(Saved data entries)
══════════

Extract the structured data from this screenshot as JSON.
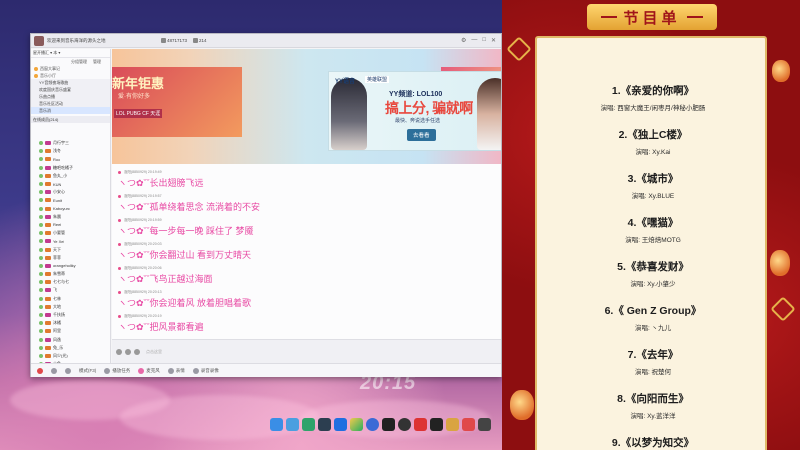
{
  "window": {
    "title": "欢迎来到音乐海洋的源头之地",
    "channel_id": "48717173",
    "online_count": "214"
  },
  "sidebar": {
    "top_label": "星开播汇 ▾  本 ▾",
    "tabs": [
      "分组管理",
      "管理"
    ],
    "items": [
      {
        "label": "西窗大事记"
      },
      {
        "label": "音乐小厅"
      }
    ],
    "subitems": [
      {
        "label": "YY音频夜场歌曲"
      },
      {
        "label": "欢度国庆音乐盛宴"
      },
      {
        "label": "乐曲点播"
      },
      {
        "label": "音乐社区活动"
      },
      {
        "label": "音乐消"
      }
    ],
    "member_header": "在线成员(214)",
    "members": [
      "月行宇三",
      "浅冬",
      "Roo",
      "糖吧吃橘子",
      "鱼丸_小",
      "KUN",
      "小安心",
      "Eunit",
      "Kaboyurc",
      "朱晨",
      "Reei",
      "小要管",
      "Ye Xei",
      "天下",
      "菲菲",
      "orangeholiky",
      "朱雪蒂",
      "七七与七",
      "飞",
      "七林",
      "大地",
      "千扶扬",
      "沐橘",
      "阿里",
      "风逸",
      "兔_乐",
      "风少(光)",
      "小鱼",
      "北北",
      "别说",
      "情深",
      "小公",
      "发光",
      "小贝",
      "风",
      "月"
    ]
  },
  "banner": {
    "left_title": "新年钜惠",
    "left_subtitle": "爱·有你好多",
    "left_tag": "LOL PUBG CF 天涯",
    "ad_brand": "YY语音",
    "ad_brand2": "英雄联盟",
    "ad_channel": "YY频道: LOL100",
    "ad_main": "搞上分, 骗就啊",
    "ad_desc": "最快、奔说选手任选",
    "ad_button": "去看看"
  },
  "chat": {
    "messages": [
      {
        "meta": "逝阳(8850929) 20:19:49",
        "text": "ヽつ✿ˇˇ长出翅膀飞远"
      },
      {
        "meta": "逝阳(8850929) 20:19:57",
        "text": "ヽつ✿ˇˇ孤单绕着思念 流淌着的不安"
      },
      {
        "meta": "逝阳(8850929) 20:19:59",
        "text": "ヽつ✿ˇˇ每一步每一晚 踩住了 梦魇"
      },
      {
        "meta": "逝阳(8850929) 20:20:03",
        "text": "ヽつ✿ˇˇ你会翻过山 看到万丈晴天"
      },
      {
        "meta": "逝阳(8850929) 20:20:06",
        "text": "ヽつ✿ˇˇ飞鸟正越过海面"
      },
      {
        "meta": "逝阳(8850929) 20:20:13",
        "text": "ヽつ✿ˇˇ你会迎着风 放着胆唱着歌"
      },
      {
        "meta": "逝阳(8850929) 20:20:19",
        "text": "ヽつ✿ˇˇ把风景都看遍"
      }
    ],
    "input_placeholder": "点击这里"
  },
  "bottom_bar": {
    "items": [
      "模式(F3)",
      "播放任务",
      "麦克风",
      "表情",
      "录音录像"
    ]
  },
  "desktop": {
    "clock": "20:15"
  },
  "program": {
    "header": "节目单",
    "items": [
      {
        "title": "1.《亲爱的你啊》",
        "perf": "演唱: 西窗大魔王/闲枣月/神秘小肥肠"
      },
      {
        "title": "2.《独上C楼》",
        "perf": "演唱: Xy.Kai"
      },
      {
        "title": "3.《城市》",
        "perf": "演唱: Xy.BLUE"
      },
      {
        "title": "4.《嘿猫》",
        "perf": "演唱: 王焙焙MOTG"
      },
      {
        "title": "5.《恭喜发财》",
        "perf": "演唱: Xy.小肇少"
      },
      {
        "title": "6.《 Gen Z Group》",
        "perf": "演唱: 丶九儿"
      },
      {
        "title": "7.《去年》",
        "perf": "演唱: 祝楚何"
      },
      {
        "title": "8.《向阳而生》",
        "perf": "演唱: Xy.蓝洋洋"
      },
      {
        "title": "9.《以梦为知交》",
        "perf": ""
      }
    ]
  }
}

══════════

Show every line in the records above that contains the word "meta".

        "meta": "逝阳(8850929) 20:19:49",
        "meta": "逝阳(8850929) 20:19:57",
        "meta": "逝阳(8850929) 20:19:59",
        "meta": "逝阳(8850929) 20:20:03",
        "meta": "逝阳(8850929) 20:20:06",
        "meta": "逝阳(8850929) 20:20:13",
        "meta": "逝阳(8850929) 20:20:19",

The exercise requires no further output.